Provided records:
··········

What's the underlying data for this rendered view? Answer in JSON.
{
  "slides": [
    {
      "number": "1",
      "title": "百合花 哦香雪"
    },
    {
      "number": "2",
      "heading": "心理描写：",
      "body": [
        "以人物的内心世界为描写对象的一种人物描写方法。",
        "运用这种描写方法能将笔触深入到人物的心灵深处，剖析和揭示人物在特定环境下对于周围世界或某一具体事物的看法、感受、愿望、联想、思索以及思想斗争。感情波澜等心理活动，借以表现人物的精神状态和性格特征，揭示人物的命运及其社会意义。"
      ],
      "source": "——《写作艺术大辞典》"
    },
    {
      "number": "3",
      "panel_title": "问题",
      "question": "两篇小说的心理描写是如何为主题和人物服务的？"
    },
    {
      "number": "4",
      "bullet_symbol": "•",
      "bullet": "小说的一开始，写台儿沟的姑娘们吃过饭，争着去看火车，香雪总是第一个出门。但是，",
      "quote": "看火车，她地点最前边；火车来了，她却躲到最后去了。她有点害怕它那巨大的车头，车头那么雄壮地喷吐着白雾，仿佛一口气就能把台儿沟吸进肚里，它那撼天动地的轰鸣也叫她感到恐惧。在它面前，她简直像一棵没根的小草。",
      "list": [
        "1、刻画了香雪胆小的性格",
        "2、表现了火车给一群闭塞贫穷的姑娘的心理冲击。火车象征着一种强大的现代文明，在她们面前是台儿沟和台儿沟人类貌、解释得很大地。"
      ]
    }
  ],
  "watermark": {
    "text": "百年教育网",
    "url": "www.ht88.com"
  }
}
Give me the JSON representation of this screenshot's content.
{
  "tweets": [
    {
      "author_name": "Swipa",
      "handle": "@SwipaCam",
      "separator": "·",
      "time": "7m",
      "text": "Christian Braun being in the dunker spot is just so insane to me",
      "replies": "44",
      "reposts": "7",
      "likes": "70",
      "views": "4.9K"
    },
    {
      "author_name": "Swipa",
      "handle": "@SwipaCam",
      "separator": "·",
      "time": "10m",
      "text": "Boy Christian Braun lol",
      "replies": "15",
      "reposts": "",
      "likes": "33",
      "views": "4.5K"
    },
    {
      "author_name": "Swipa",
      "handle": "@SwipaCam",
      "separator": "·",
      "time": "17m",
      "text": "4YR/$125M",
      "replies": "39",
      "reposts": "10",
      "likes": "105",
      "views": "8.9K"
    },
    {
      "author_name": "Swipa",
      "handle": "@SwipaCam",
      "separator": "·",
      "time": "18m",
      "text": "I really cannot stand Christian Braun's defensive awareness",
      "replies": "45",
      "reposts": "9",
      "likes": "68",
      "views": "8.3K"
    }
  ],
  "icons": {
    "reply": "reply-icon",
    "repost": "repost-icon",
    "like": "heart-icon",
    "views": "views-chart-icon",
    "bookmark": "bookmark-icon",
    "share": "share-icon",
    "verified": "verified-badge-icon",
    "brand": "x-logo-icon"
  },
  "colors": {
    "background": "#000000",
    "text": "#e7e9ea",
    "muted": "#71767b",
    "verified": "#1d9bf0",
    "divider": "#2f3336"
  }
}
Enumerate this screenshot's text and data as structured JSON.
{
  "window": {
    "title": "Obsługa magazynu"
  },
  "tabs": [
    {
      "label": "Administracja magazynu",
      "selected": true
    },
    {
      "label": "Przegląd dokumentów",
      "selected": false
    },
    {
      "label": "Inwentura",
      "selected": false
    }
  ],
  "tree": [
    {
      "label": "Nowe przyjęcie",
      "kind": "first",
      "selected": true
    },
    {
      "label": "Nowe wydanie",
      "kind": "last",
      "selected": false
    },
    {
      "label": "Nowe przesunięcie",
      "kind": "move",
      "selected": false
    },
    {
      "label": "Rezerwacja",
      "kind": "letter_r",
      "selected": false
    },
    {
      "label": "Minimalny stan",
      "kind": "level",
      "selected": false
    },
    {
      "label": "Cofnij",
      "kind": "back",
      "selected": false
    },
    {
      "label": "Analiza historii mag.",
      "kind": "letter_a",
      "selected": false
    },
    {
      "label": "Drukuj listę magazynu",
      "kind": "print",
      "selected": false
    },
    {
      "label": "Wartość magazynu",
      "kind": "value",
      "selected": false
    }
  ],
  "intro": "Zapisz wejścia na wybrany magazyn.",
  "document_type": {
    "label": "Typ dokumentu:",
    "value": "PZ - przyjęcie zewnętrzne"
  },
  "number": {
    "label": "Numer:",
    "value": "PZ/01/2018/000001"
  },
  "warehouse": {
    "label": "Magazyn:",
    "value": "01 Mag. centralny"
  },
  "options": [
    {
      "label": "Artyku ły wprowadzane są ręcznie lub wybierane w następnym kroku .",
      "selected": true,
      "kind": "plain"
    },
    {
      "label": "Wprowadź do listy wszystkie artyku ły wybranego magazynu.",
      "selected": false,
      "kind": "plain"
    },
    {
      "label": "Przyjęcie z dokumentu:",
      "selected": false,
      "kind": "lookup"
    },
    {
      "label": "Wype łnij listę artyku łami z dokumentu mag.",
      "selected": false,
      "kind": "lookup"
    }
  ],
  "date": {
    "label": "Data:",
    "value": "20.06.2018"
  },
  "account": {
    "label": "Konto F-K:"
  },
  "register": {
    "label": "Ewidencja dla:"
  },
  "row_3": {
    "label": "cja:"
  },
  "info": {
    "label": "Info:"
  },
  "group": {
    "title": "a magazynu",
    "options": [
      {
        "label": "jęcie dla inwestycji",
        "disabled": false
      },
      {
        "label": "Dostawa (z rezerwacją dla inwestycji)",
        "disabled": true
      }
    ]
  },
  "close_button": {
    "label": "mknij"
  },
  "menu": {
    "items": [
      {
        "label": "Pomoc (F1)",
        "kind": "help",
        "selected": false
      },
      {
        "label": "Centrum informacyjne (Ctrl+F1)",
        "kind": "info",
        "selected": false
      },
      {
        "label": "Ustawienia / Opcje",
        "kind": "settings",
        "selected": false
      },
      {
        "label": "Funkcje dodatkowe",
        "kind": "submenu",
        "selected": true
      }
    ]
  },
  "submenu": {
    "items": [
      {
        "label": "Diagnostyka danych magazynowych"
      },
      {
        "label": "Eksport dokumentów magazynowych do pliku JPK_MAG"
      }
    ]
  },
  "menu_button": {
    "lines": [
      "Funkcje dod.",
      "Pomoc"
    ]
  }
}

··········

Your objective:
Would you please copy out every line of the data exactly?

Finished task:
What's the underlying data for this rendered view? Answer in JSON.
{
  "slides": [
    {
      "number": "1",
      "title": "百合花 哦香雪"
    },
    {
      "number": "2",
      "heading": "心理描写：",
      "body": [
        "以人物的内心世界为描写对象的一种人物描写方法。",
        "运用这种描写方法能将笔触深入到人物的心灵深处，剖析和揭示人物在特定环境下对于周围世界或某一具体事物的看法、感受、愿望、联想、思索以及思想斗争。感情波澜等心理活动，借以表现人物的精神状态和性格特征，揭示人物的命运及其社会意义。"
      ],
      "source": "——《写作艺术大辞典》"
    },
    {
      "number": "3",
      "panel_title": "问题",
      "question": "两篇小说的心理描写是如何为主题和人物服务的？"
    },
    {
      "number": "4",
      "bullet_symbol": "•",
      "bullet": "小说的一开始，写台儿沟的姑娘们吃过饭，争着去看火车，香雪总是第一个出门。但是，",
      "quote": "看火车，她地点最前边；火车来了，她却躲到最后去了。她有点害怕它那巨大的车头，车头那么雄壮地喷吐着白雾，仿佛一口气就能把台儿沟吸进肚里，它那撼天动地的轰鸣也叫她感到恐惧。在它面前，她简直像一棵没根的小草。",
      "list": [
        "1、刻画了香雪胆小的性格",
        "2、表现了火车给一群闭塞贫穷的姑娘的心理冲击。火车象征着一种强大的现代文明，在她们面前是台儿沟和台儿沟人类貌、解释得很大地。"
      ]
    }
  ],
  "watermark": {
    "text": "百年教育网",
    "url": "www.ht88.com"
  }
}
Give me the JSON representation of this screenshot's content.
{
  "tweets": [
    {
      "author_name": "Swipa",
      "handle": "@SwipaCam",
      "separator": "·",
      "time": "7m",
      "text": "Christian Braun being in the dunker spot is just so insane to me",
      "replies": "44",
      "reposts": "7",
      "likes": "70",
      "views": "4.9K"
    },
    {
      "author_name": "Swipa",
      "handle": "@SwipaCam",
      "separator": "·",
      "time": "10m",
      "text": "Boy Christian Braun lol",
      "replies": "15",
      "reposts": "",
      "likes": "33",
      "views": "4.5K"
    },
    {
      "author_name": "Swipa",
      "handle": "@SwipaCam",
      "separator": "·",
      "time": "17m",
      "text": "4YR/$125M",
      "replies": "39",
      "reposts": "10",
      "likes": "105",
      "views": "8.9K"
    },
    {
      "author_name": "Swipa",
      "handle": "@SwipaCam",
      "separator": "·",
      "time": "18m",
      "text": "I really cannot stand Christian Braun's defensive awareness",
      "replies": "45",
      "reposts": "9",
      "likes": "68",
      "views": "8.3K"
    }
  ],
  "icons": {
    "reply": "reply-icon",
    "repost": "repost-icon",
    "like": "heart-icon",
    "views": "views-chart-icon",
    "bookmark": "bookmark-icon",
    "share": "share-icon",
    "verified": "verified-badge-icon",
    "brand": "x-logo-icon"
  },
  "colors": {
    "background": "#000000",
    "text": "#e7e9ea",
    "muted": "#71767b",
    "verified": "#1d9bf0",
    "divider": "#2f3336"
  }
}
Enumerate this screenshot's text and data as structured JSON.
{
  "window": {
    "title": "Obsługa magazynu"
  },
  "tabs": [
    {
      "label": "Administracja magazynu",
      "selected": true
    },
    {
      "label": "Przegląd dokumentów",
      "selected": false
    },
    {
      "label": "Inwentura",
      "selected": false
    }
  ],
  "tree": [
    {
      "label": "Nowe przyjęcie",
      "kind": "first",
      "selected": true
    },
    {
      "label": "Nowe wydanie",
      "kind": "last",
      "selected": false
    },
    {
      "label": "Nowe przesunięcie",
      "kind": "move",
      "selected": false
    },
    {
      "label": "Rezerwacja",
      "kind": "letter_r",
      "selected": false
    },
    {
      "label": "Minimalny stan",
      "kind": "level",
      "selected": false
    },
    {
      "label": "Cofnij",
      "kind": "back",
      "selected": false
    },
    {
      "label": "Analiza historii mag.",
      "kind": "letter_a",
      "selected": false
    },
    {
      "label": "Drukuj listę magazynu",
      "kind": "print",
      "selected": false
    },
    {
      "label": "Wartość magazynu",
      "kind": "value",
      "selected": false
    }
  ],
  "intro": "Zapisz wejścia na wybrany magazyn.",
  "document_type": {
    "label": "Typ dokumentu:",
    "value": "PZ - przyjęcie zewnętrzne"
  },
  "number": {
    "label": "Numer:",
    "value": "PZ/01/2018/000001"
  },
  "warehouse": {
    "label": "Magazyn:",
    "value": "01 Mag. centralny"
  },
  "options": [
    {
      "label": "Artyku ły wprowadzane są ręcznie lub wybierane w następnym kroku .",
      "selected": true,
      "kind": "plain"
    },
    {
      "label": "Wprowadź do listy wszystkie artyku ły wybranego magazynu.",
      "selected": false,
      "kind": "plain"
    },
    {
      "label": "Przyjęcie z dokumentu:",
      "selected": false,
      "kind": "lookup"
    },
    {
      "label": "Wype łnij listę artyku łami z dokumentu mag.",
      "selected": false,
      "kind": "lookup"
    }
  ],
  "date": {
    "label": "Data:",
    "value": "20.06.2018"
  },
  "account": {
    "label": "Konto F-K:"
  },
  "register": {
    "label": "Ewidencja dla:"
  },
  "row_3": {
    "label": "cja:"
  },
  "info": {
    "label": "Info:"
  },
  "group": {
    "title": "a magazynu",
    "options": [
      {
        "label": "jęcie dla inwestycji",
        "disabled": false
      },
      {
        "label": "Dostawa (z rezerwacją dla inwestycji)",
        "disabled": true
      }
    ]
  },
  "close_button": {
    "label": "mknij"
  },
  "menu": {
    "items": [
      {
        "label": "Pomoc (F1)",
        "kind": "help",
        "selected": false
      },
      {
        "label": "Centrum informacyjne (Ctrl+F1)",
        "kind": "info",
        "selected": false
      },
      {
        "label": "Ustawienia / Opcje",
        "kind": "settings",
        "selected": false
      },
      {
        "label": "Funkcje dodatkowe",
        "kind": "submenu",
        "selected": true
      }
    ]
  },
  "submenu": {
    "items": [
      {
        "label": "Diagnostyka danych magazynowych"
      },
      {
        "label": "Eksport dokumentów magazynowych do pliku JPK_MAG"
      }
    ]
  },
  "menu_button": {
    "lines": [
      "Funkcje dod.",
      "Pomoc"
    ]
  }
}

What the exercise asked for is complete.